In lieu of that photo, as my memory of Whitney from 1985, I found the original RCA Records Canada press kit.  What follows is the text (rather than a scanned in copy).  Click right here to see the cover photo of that press kit.

There is in every decade one young performer whose inevitable rise to stardom is predicted by everyone with whom that artist comes in contact. In the 1980’s, that performer is Whitney Houston.

Stephen Holden in the New York TIMES said “She is a talent with tremendous potential”.  The VILLAGE VOICE first enthused “She has the looks, the voice and style of Lena Horne when she was that age.  Star Material. Sensational word-of-mouth has been going around about Whitney Houston.”  Later, they described her as “a chic-looking young Billie Holiday with a gorgeous vibrato.  She has a big voice, the kind that makes you laugh and weep at the same time.”

Nelson George in BILLBOARD Magazine labeled her “a thrilling young singer who performs beautifully.  Whitney has the pedigree and style to be a major vocalist.”

And that’s some pedigree!  Her mother, Cissy Houston, has been one of the most well-regarded singers in R&B for more than twenty years and Dionne Warwick is her first cousin.  Whitney has been in the studio as a background singer since she was twelve years old and recently has been featured as a backup vocalist on LP’s by Chaka Khan, Lou Rawls, The Neville Brothers and soloed on “Eternal Love” from Paul Jabara’s LP.  On Material’s “One Down” album, she did a solo called “Memories”, which Bob Christgau in the VILLAGE VOICE called, “one of the most gorgeous ballads you’ve ever heard.”  When she was 15 years old she toured Japan with her mother, Cissy Houston.  Whitney’s style, in part, echoes her mother’s gospel-rooted soulful delivery but contains a cool, pop quality all her own.

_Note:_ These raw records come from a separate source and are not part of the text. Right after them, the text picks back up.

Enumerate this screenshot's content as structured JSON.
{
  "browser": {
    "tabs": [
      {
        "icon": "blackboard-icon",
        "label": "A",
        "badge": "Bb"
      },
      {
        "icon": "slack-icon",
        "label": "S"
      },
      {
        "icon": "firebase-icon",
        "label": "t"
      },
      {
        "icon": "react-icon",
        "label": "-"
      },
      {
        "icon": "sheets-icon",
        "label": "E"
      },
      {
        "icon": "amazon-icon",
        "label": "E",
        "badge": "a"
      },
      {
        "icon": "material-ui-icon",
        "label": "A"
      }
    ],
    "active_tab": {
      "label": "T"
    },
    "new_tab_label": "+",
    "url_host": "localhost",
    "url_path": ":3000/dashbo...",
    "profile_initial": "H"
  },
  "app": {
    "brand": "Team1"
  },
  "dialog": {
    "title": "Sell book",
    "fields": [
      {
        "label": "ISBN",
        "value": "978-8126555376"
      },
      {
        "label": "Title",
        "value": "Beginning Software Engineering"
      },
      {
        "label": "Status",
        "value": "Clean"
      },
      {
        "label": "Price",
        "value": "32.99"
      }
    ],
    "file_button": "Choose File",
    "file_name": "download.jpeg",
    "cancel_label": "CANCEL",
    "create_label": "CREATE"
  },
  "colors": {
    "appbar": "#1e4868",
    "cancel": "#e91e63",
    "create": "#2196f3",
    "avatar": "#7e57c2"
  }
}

Even with the family exposure and the instant success that she has had both as a Wilhelmina fashion model and a singer, her controlled self-assurance is amazing in a nineteen year-old.

And yet, “amazing” is a comfortable fit for Whitney.  She has appeared on the cover of SEVENTEEN Magazine and appeared in GLAMOUR, COSMOPOLITAN and YOUNG MISS.  She has done national television commercials.  At a time when almost no new artists are being signed to record companies, Whitney has just been given a contract with Arista Records by its president, Clive Davis, one of the most highly regarded judges of talent in the music business.  In Arista’s own words, it was “an agreement that represents a major commitment to the young artist.  Her signing was one of the most eagerly sought at Arista in recent years.”

What is she like as a person?  She will tell you, emphatically, that her first love is singing and that above all else that is what she wants to be doing the rest of her life.  Whitney, whose “greatest influences, besides my own family, were Aretha, Natalie Cole, Donny Hathaway, and Quincy Jones,” wants to travel and perform all over the world.  Somehow, in the midst of all this, she’d also like to work toward a college education.  What’s more, she probably will.

Warm, observant, careful, ambitious, a charming balance of reserve and fun – Whitney sees singing, modeling and acting as her job.  She likes it, but she can take the glamour in stride and is only too aware of the pitfalls along the way – after all, you might say it’s the family business.

Published in: on February 11, 2012 at 11:48 pm  Comments (2)  
Tags: , ,